During an April 30 press conference, Chrysler Chairman and CEO Bob Nardelli said the company will temporarily idle most U.S. production facilities, effective May 4 through the bankruptcy proceedings and restructuring, expected to last 30-60 days. The production shutdown allows the automaker "to work through the bankruptcy," Nardelli told reporters. "We've done a good job at getting inventory down already, and on the other side [of the restructuring], we will be as lean as possible."

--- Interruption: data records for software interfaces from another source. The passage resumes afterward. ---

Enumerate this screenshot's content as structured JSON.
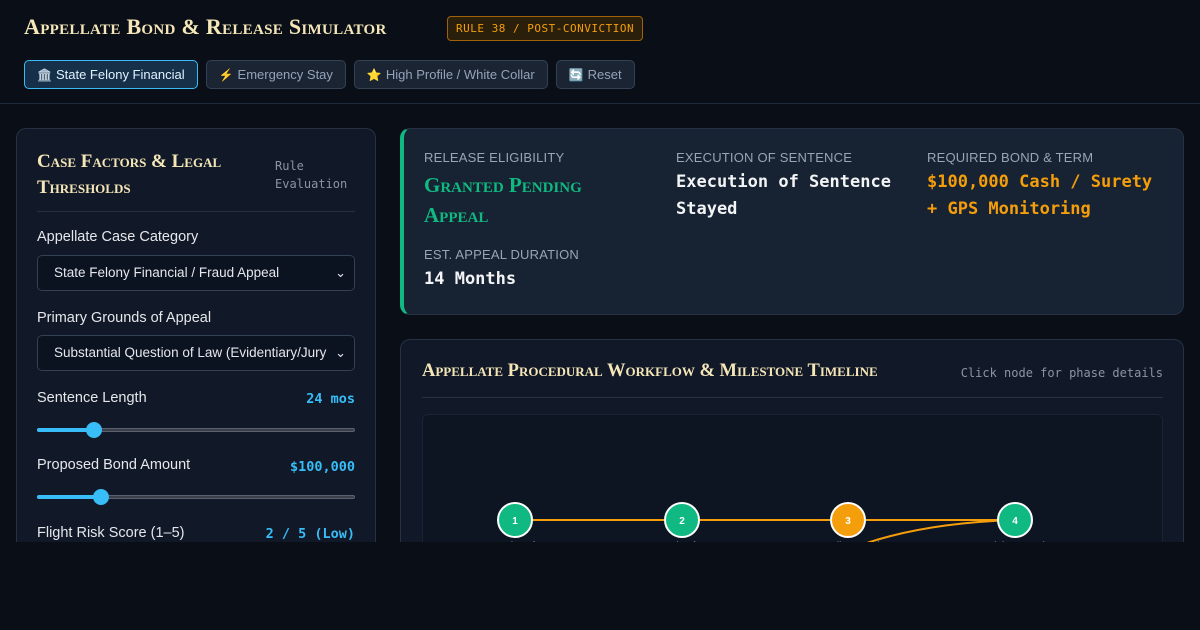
{
  "header": {
    "title": "Appellate Bond & Release Simulator",
    "badge": "RULE 38 / POST-CONVICTION",
    "presets": [
      {
        "icon": "🏛️",
        "icon_name": "courthouse-icon",
        "label": "State Felony Financial",
        "active": true
      },
      {
        "icon": "⚡",
        "icon_name": "lightning-icon",
        "label": "Emergency Stay",
        "active": false
      },
      {
        "icon": "⭐",
        "icon_name": "star-icon",
        "label": "High Profile / White Collar",
        "active": false
      },
      {
        "icon": "🔄",
        "icon_name": "reset-icon",
        "label": "Reset",
        "active": false
      }
    ]
  },
  "left_panel": {
    "title": "Case Factors & Legal Thresholds",
    "subtitle": "Rule Evaluation",
    "case_category": {
      "label": "Appellate Case Category",
      "value": "State Felony Financial / Fraud Appeal"
    },
    "grounds": {
      "label": "Primary Grounds of Appeal",
      "value": "Substantial Question of Law (Evidentiary/Jury"
    },
    "sentence": {
      "label": "Sentence Length",
      "display": "24 mos",
      "fraction": 0.18
    },
    "bond": {
      "label": "Proposed Bond Amount",
      "display": "$100,000",
      "fraction": 0.2
    },
    "flight_risk": {
      "label": "Flight Risk Score (1–5)",
      "display": "2 / 5 (Low)"
    }
  },
  "result": {
    "eligibility": {
      "label": "RELEASE ELIGIBILITY",
      "value": "Granted Pending Appeal"
    },
    "execution": {
      "label": "EXECUTION OF SENTENCE",
      "value": "Execution of Sentence Stayed"
    },
    "bond_term": {
      "label": "REQUIRED BOND & TERM",
      "value": "$100,000 Cash / Surety + GPS Monitoring"
    },
    "duration": {
      "label": "EST. APPEAL DURATION",
      "value": "14 Months"
    }
  },
  "workflow": {
    "title": "Appellate Procedural Workflow & Milestone Timeline",
    "hint": "Click node for phase details",
    "nodes": [
      {
        "num": "1",
        "status": "complete",
        "label": "Notice of"
      },
      {
        "num": "2",
        "status": "complete",
        "label": "Motion for"
      },
      {
        "num": "3",
        "status": "active",
        "label": "Appellate Track"
      },
      {
        "num": "4",
        "status": "complete",
        "label": "Trial Remand"
      }
    ]
  },
  "colors": {
    "accent": "#38bdf8",
    "success": "#10b981",
    "warning": "#f59e0b",
    "title_gold": "#f5e6b8"
  }
}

Chrysler has 23 manufacturing plants and facilities in the U.S., it said in court documents. Manufacturing facilities in Canada and Mexico will continue to run as long as they have parts, said Dianna Gutierrez, senior manager, labor relations and manufacturing communications for Chrysler. Chrysler also said in court documents that it has more than $5.7 billion in outstanding auto parts and service supplier invoices. Chrysler will continue to pay employee wages, suppliers, and dealer incentives during the hiatus, Nardelli added.
"The immediate impact we will feel are the shutdowns of the plants during the bankruptcy reorganization. This will delay our orders at least another 30-60 days, if possible we may try to cancel the outstanding orders," said one Midwest fleet manager. "Going forward and looking at our 2010 selector choices, we will still review the Chrysler products to be included in our selection, but may reduce the number of vehicles we offer from Chrysler."

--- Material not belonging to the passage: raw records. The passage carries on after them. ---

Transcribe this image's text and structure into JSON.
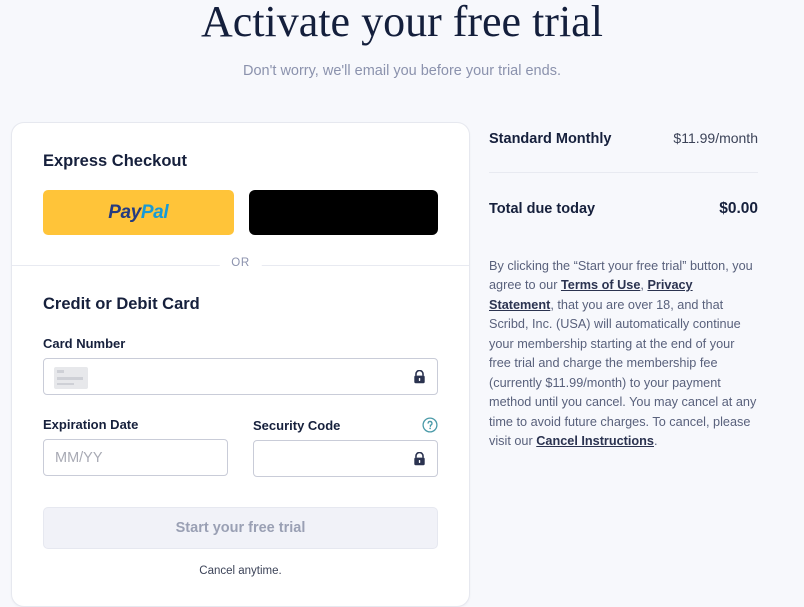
{
  "header": {
    "title": "Activate your free trial",
    "subtitle": "Don't worry, we'll email you before your trial ends."
  },
  "checkout": {
    "express_title": "Express Checkout",
    "paypal_pay": "Pay",
    "paypal_pal": "Pal",
    "applepay_label": "",
    "divider_label": "OR",
    "card_section_title": "Credit or Debit Card",
    "card_number_label": "Card Number",
    "card_number_value": "",
    "card_number_placeholder": "",
    "expiration_label": "Expiration Date",
    "expiration_value": "",
    "expiration_placeholder": "MM/YY",
    "security_label": "Security Code",
    "security_value": "",
    "security_placeholder": "",
    "submit_label": "Start your free trial",
    "cancel_note": "Cancel anytime."
  },
  "summary": {
    "plan_name": "Standard Monthly",
    "plan_price": "$11.99/month",
    "total_label": "Total due today",
    "total_value": "$0.00",
    "legal": {
      "part1": "By clicking the “Start your free trial” button, you agree to our ",
      "link_terms": "Terms of Use",
      "part2": ", ",
      "link_privacy": "Privacy Statement",
      "part3": ", that you are over 18, and that Scribd, Inc. (USA) will automatically continue your membership starting at the end of your free trial and charge the membership fee (currently $11.99/month) to your payment method until you cancel. You may cancel at any time to avoid future charges. To cancel, please visit our ",
      "link_cancel": "Cancel Instructions",
      "part4": "."
    }
  },
  "colors": {
    "page_background": "#f7f8fc",
    "paypal_yellow": "#ffc439",
    "paypal_dark_blue": "#253b80",
    "paypal_light_blue": "#179bd7",
    "applepay_black": "#000000",
    "text_dark": "#16203c",
    "text_muted": "#8b92ad",
    "help_icon_teal": "#4a9aa8",
    "submit_disabled_bg": "#f1f2f8"
  }
}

Chrysler said it will keep fleet managers apprised and updated about the delays in its short-term production plan.
One possible outcome speculated by one fleet manager is that unbuilt 2009 models will be produced as 2010 models. "It appears a number of 2009 model-year vehicles currently on order will not be built as 2009 models," said a Midwest fleet manager.

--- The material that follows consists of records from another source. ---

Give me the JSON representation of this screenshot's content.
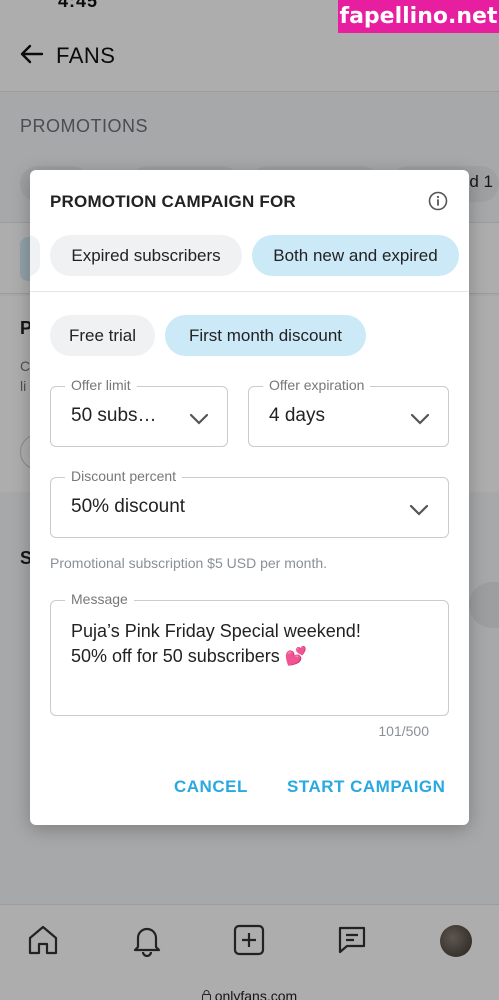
{
  "status": {
    "time": "4:45"
  },
  "watermark": {
    "text": "fapellino.net"
  },
  "header": {
    "title": "FANS"
  },
  "page": {
    "section_label": "PROMOTIONS",
    "chip_partial": "d 1",
    "block_title": "P",
    "block_line1": "C",
    "block_line2": "li",
    "section_s": "S"
  },
  "modal": {
    "title": "PROMOTION CAMPAIGN FOR",
    "audience": [
      {
        "label": "Expired subscribers",
        "selected": false
      },
      {
        "label": "Both new and expired",
        "selected": true
      }
    ],
    "offer_types": [
      {
        "label": "Free trial",
        "selected": false
      },
      {
        "label": "First month discount",
        "selected": true
      }
    ],
    "offer_limit": {
      "label": "Offer limit",
      "value": "50 subs…"
    },
    "offer_expiration": {
      "label": "Offer expiration",
      "value": "4 days"
    },
    "discount": {
      "label": "Discount percent",
      "value": "50% discount"
    },
    "hint": "Promotional subscription $5 USD per month.",
    "message": {
      "label": "Message",
      "line1": "Puja’s Pink Friday Special weekend!",
      "line2": "50% off for 50 subscribers 💕"
    },
    "counter": "101/500",
    "cancel_label": "CANCEL",
    "start_label": "START CAMPAIGN"
  },
  "url": {
    "text": "onlyfans.com"
  },
  "colors": {
    "accent": "#29a9e0",
    "chip_active": "#cce9f8",
    "watermark": "#e81ea0"
  }
}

Corporate Policies that Prohibit Sourcing in Such Circumstances
One major fleet stated flatly it will not be buying Chrysler products due to the Chapter 11 filing. "We do not buy from any manufacturer that is not financially sound, whether or not they are in bankruptcy protection," said one utility manager.
Another area of concern is the future of the Chrysler dealership network. "I'm very curious to see what the fate will be for the 3,300 Chrysler dealerships throughout the U.S. It is very important to us they have a sufficient channel to deliver their products throughout our 24 operating states," said a fleet manager.
Uncertainty about the Future
The most common theme that emerges in conversations with fleet managers is uncertainty. "There's a lot of information we need to know and a million questions that need to be answered before I can make any sound judgments about the future of Chrysler. These are uncharted waters we are heading in, and we need more information released before sound judgment can be made," said one fleet manager of a 1,000-plus vehicle fleet.
Originally posted on Green Fleet Magazine